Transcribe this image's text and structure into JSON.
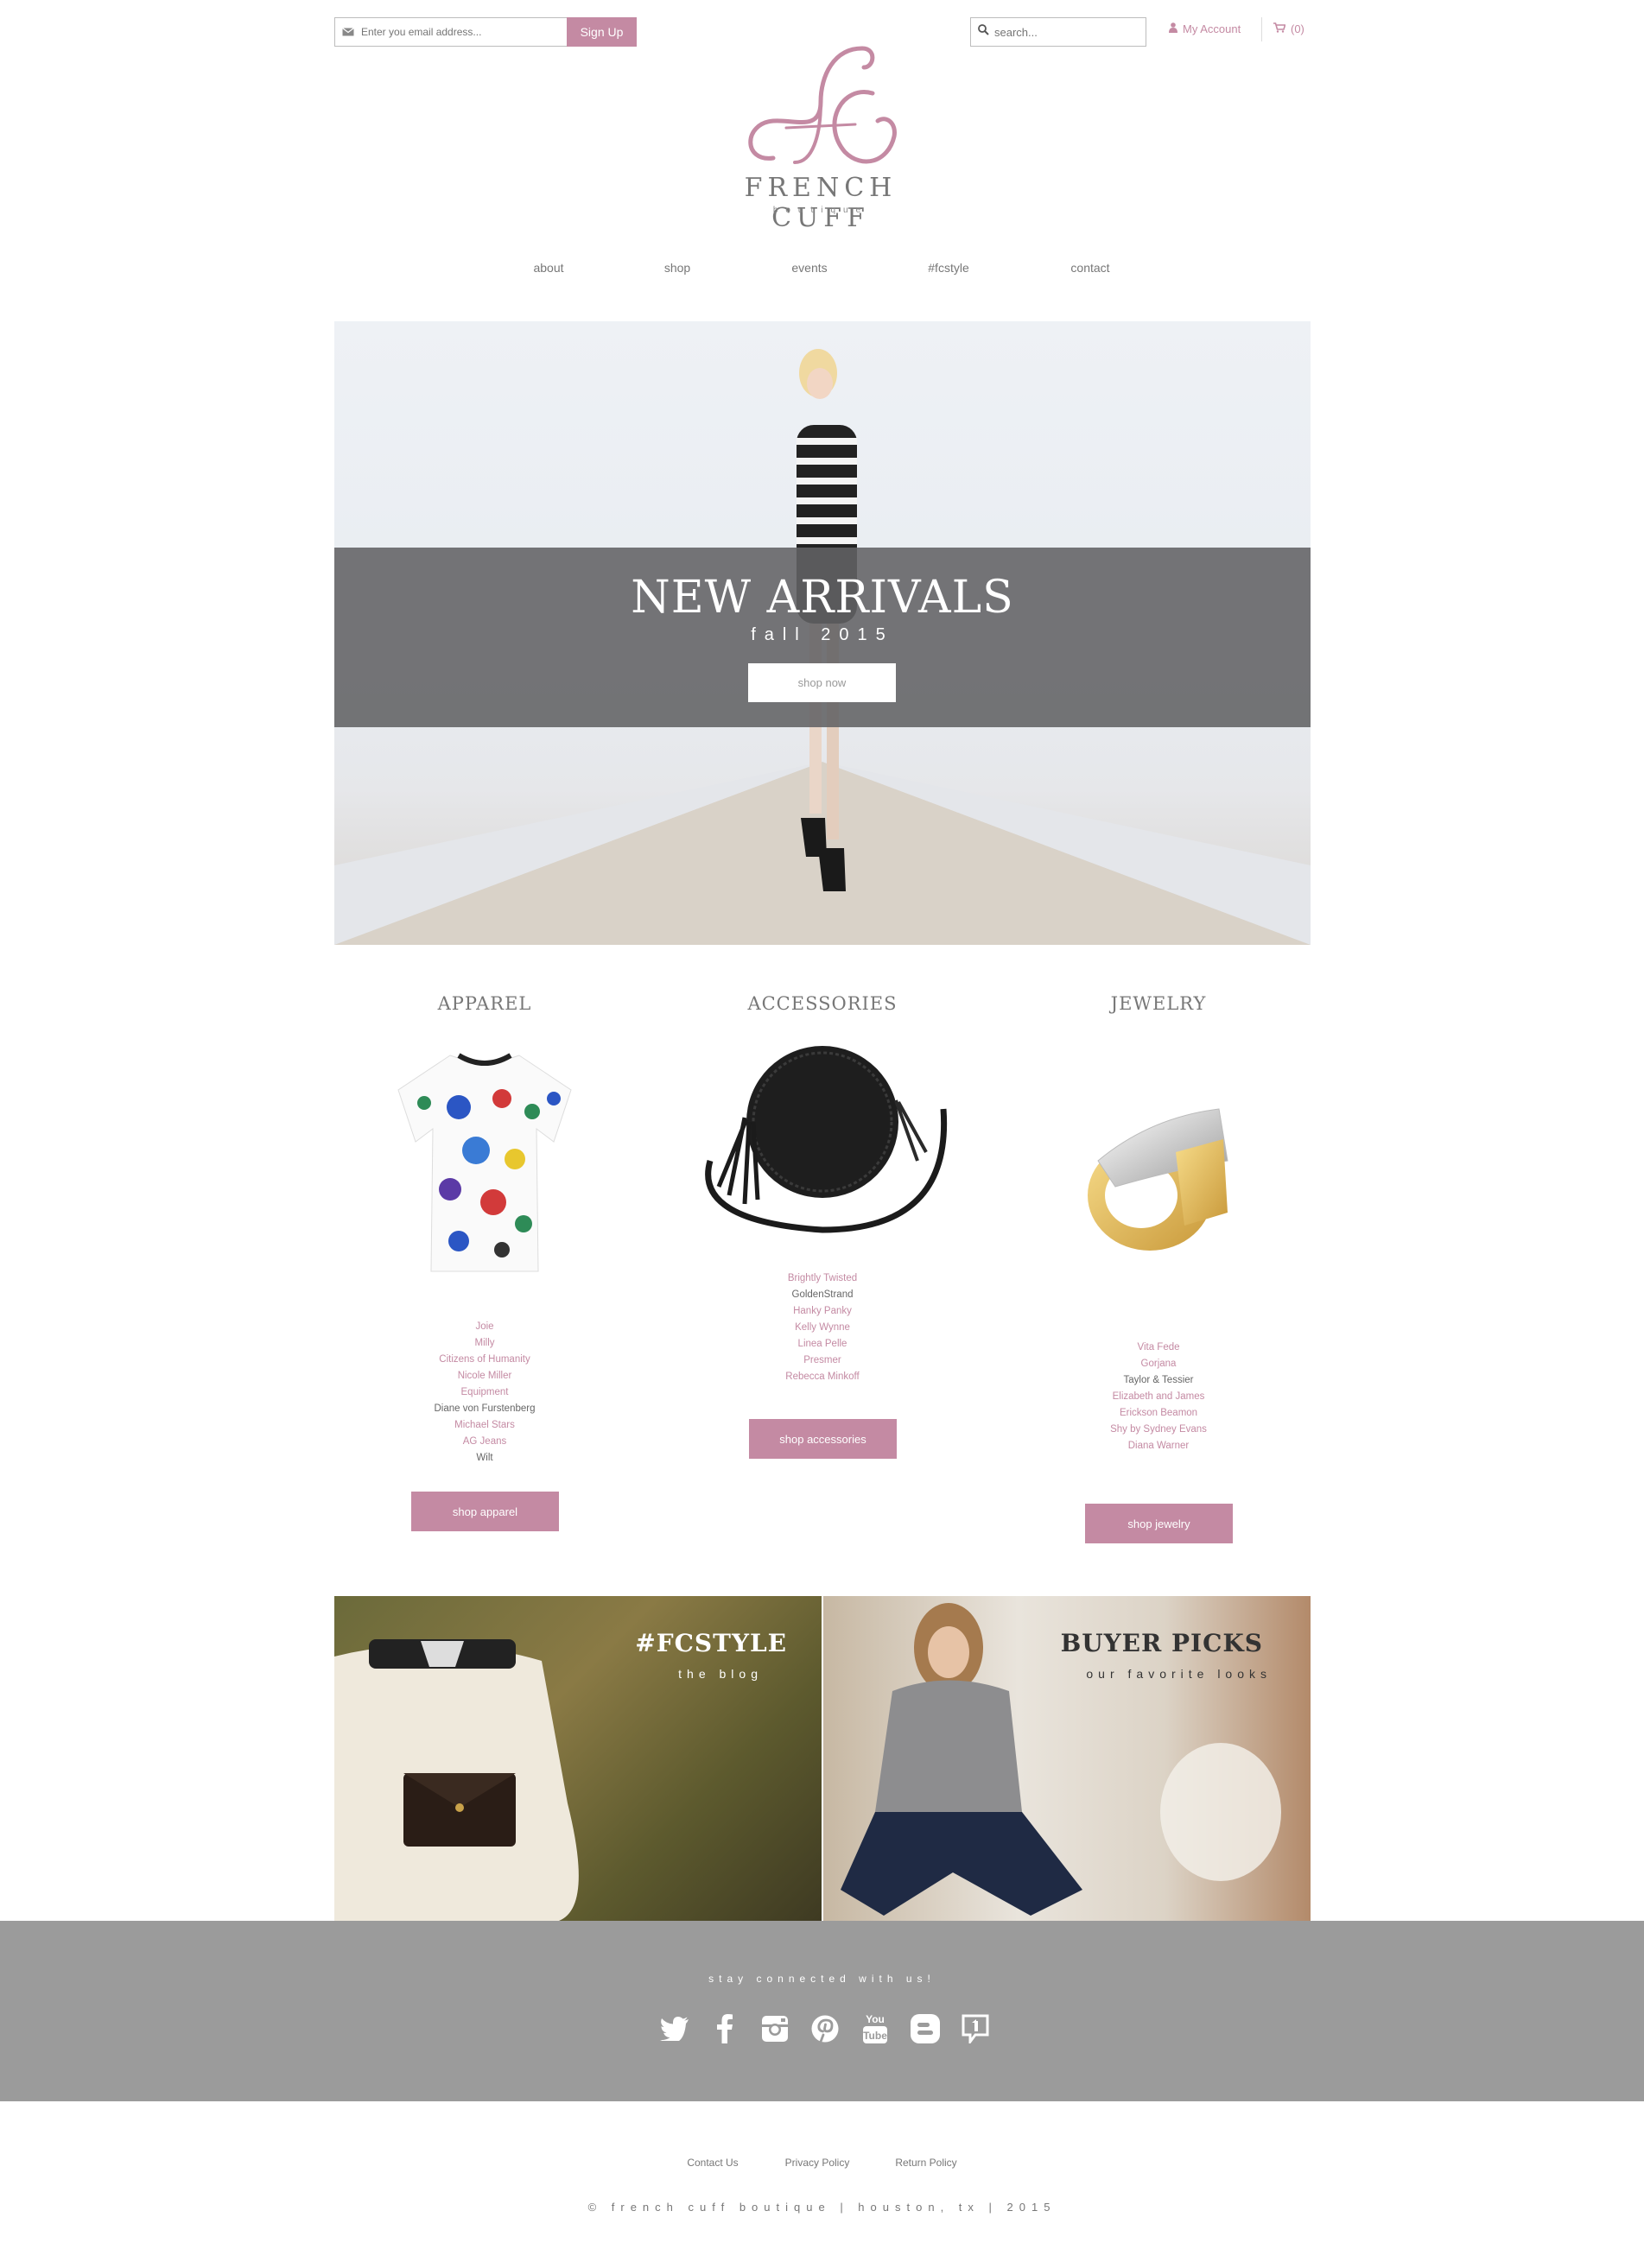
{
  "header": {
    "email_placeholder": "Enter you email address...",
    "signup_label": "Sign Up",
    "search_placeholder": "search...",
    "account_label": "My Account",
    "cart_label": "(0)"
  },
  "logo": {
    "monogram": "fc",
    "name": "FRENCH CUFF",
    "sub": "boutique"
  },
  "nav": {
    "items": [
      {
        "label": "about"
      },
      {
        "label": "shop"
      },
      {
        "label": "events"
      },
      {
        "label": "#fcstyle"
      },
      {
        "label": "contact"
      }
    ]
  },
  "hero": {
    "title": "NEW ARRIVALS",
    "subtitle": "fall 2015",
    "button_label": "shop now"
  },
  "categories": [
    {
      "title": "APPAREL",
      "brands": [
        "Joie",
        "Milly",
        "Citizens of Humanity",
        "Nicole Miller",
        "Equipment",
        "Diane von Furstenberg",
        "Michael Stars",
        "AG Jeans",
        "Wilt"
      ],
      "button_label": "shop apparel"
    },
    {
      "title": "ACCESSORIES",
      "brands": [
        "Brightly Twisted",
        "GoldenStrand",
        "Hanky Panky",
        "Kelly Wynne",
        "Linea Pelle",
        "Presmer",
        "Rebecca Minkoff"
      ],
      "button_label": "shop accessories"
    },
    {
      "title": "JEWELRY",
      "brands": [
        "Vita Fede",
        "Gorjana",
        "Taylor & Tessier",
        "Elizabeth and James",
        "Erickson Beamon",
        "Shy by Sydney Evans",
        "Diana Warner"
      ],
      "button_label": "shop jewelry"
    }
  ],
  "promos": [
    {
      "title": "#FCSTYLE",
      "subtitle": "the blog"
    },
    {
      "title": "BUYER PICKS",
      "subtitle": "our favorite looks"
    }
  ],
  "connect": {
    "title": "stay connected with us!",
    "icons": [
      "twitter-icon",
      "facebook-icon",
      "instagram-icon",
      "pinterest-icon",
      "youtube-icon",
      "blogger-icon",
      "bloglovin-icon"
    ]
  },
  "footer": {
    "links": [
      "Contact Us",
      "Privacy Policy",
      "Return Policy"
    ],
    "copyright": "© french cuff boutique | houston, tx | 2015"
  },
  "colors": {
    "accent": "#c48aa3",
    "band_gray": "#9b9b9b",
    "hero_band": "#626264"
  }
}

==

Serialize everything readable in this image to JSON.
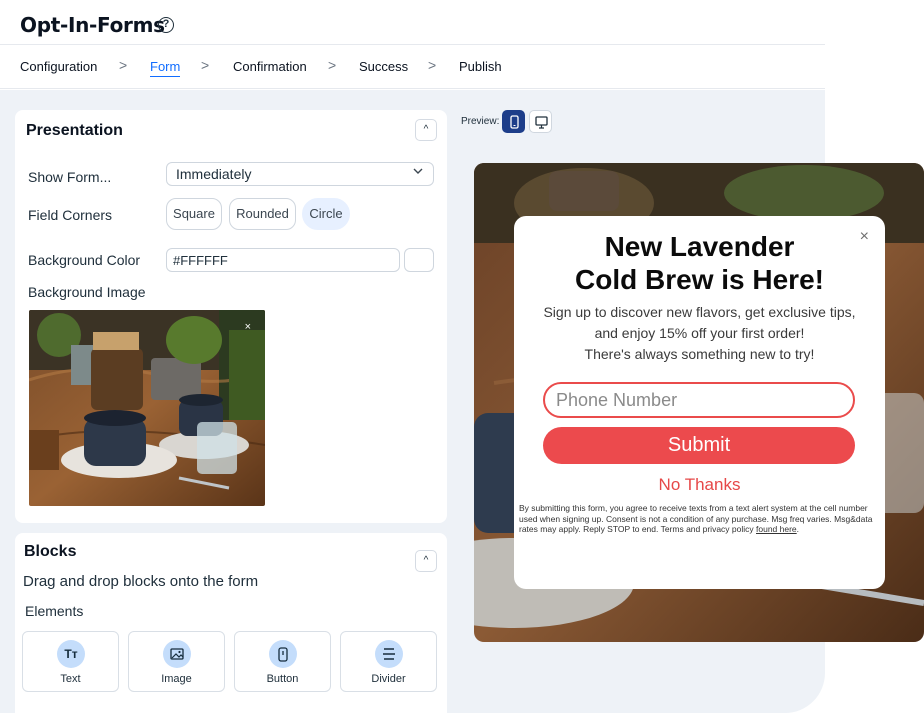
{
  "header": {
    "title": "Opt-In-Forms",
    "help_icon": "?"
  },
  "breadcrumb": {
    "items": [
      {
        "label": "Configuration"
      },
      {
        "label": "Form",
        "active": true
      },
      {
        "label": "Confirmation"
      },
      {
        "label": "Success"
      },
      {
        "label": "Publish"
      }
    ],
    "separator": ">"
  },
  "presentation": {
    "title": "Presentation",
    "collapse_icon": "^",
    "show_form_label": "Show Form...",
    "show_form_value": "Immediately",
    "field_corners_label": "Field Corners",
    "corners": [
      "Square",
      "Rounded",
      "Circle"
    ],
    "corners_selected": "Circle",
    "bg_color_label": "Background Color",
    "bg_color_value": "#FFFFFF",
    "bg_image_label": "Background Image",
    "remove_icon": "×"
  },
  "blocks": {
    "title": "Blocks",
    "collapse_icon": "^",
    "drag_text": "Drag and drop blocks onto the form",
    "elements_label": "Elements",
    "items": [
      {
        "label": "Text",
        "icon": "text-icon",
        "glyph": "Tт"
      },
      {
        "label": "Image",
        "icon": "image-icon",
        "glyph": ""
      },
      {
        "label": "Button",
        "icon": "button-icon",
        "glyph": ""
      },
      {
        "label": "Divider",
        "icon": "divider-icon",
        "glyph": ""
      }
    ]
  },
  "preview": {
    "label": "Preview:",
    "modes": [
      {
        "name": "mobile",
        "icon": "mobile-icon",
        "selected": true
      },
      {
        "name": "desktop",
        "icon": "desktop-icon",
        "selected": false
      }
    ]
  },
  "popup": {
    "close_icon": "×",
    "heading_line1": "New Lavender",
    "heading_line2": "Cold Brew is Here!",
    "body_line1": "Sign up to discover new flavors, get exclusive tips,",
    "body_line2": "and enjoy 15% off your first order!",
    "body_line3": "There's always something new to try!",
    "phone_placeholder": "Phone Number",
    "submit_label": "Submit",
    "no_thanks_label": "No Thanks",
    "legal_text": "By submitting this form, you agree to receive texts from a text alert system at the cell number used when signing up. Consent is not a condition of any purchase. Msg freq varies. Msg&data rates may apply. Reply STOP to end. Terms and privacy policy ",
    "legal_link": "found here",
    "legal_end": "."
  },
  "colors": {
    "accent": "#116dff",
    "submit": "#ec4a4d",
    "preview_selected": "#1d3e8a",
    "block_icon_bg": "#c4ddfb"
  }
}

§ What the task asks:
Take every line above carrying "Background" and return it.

§ Reply:
    "bg_color_label": "Background Color",
    "bg_image_label": "Background Image",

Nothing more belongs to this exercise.